Transurethral resection of the prostate, photoselective vaporization of the prostate functional outcomes found equivalent

September 1, 2012

Photoselective vaporization of the prostate (PVP) and transurethral resection of the prostate (TURP) have no difference overall in intermediate-term functional outcomes for surgical treatment of lower urinary tract symptoms secondary to BPH.

Atlanta-Photoselective vaporization of the prostate (PVP) and transurethral resection of the prostate (TURP) have no difference overall in intermediate-term functional outcomes for surgical treatment of lower urinary tract symptoms secondary to BPH, according to the results of a systematic review of studies with meta-analysis comparing the two procedures.

Of nine randomized, controlled trials in which PVP was the intervention and TURP was the control, six found no difference in functional outcomes, while two favored TURP and one favored PVP, said first author Isaac Thangasamy, MD, of Hornsby Ku-Ring-Gai Hospital, Sydney, Australia.

The safety and efficacy review encompassed biomedical databases from 2002 to 2012, combined with a search of the AUA and European Association of Urology conference proceedings from 2007 to 2011. The meta-analysis was performed with a random effects model; outcome variables were perioperative data, short- and long-term complications, and functional outcomes at 12 months.

Although the overall results suggest that the two procedures are equivalent in functional outcomes, differences were found in several perioperative variables, said Dr. Thangasamy of the study, which was presented at the AUA annual meeting in Atlanta and published in European Urology (2012; 62:315-23).

Differences seen in perioperative variables

PVP had a more favorable perioperative profile.
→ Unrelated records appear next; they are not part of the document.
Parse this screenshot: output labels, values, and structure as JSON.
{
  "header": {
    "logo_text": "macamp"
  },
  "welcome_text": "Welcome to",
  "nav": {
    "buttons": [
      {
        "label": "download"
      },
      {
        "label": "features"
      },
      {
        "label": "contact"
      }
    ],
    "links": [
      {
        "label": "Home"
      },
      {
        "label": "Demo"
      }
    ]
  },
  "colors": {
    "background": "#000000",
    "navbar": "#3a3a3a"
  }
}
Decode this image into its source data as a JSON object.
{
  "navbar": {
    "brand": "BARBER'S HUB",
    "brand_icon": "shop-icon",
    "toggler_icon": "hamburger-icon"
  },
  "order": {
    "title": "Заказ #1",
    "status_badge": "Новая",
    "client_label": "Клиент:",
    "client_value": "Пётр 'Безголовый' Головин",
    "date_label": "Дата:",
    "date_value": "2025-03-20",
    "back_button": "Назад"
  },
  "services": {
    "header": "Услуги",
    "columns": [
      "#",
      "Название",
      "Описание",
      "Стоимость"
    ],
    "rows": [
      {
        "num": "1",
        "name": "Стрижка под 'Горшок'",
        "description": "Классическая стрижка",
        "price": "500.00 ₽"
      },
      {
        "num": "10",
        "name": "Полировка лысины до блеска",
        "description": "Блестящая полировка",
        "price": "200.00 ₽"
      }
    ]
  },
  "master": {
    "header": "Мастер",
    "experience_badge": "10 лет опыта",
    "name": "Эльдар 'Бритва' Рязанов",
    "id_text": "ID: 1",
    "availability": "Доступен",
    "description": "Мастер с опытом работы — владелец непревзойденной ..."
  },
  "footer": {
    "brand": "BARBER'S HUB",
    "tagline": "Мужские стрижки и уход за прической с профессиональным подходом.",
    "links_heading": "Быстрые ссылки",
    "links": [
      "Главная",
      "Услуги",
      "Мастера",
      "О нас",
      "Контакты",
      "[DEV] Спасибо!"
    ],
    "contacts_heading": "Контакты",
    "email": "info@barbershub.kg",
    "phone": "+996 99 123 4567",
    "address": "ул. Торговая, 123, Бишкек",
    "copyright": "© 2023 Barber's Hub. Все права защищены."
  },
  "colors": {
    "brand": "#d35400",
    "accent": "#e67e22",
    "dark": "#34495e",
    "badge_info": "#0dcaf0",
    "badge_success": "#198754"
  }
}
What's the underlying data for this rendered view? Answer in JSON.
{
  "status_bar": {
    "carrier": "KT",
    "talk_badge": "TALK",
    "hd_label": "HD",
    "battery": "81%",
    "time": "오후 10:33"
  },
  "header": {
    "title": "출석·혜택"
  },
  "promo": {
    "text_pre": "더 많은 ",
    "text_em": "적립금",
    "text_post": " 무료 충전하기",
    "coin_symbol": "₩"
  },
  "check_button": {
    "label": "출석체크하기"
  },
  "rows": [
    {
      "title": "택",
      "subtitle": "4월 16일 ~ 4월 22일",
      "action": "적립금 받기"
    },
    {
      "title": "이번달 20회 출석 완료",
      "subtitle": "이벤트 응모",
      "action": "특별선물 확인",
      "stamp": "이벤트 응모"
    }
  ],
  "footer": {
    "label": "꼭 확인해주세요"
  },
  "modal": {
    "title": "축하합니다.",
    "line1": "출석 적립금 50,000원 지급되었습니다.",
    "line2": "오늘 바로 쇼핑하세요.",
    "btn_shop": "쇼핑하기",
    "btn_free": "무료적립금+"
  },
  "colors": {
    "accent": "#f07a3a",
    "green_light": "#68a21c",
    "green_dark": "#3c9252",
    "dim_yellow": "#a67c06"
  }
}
The catheterization time and the length of the hospital stay were both significantly shorter in the PVP group by 1.91 days and 2.13 days, respectively (both, p<.0001). The likelihood of blood transfusion was also lower in the PVP patients (p=.03). However, the operative time was shorter in the TURP group by 19.64 minutes (p=.0003).

"We believe that PVP is a very acceptable alternative to TURP," Dr. Thangasamy said.

"PVP is associated with far less morbidity than TURP while still generating similar functional results of maximum urinary flow rates, symptom scores, and postvoid residual volumes. The benefit of a shorter length of hospital stay is further proof that PVP is a very suitable alternative," said Dr. Thangasamy, who worked on the study with Henry Woo, MD, and colleagues.

Dr. Thangasamy also told Urology Times that further randomized trials analyzing PVP and TURP in certain high-risk patients, such as those on anticoagulants and those with larger prostates, will shed further light on the improved safety profile of PVP.

"Many nonrandomized trials have already demonstrated this and, as such, obtaining ethical approval for randomized trials may prove to be difficult. We are also awaiting the results of a number of international multicenter randomized trials analyzing the latest 180-watt laser versus TURP."

Dr. Thangasamy also noted that one of the problems with most studies on PVP is that they have included procedures performed by surgeons in their learning curve.

"Now that PVP is a readily available technology, future randomized controlled trials should be multicenter and involve surgeons who are equally as experienced in performing PVP as surgeons are with performing TURP," he said.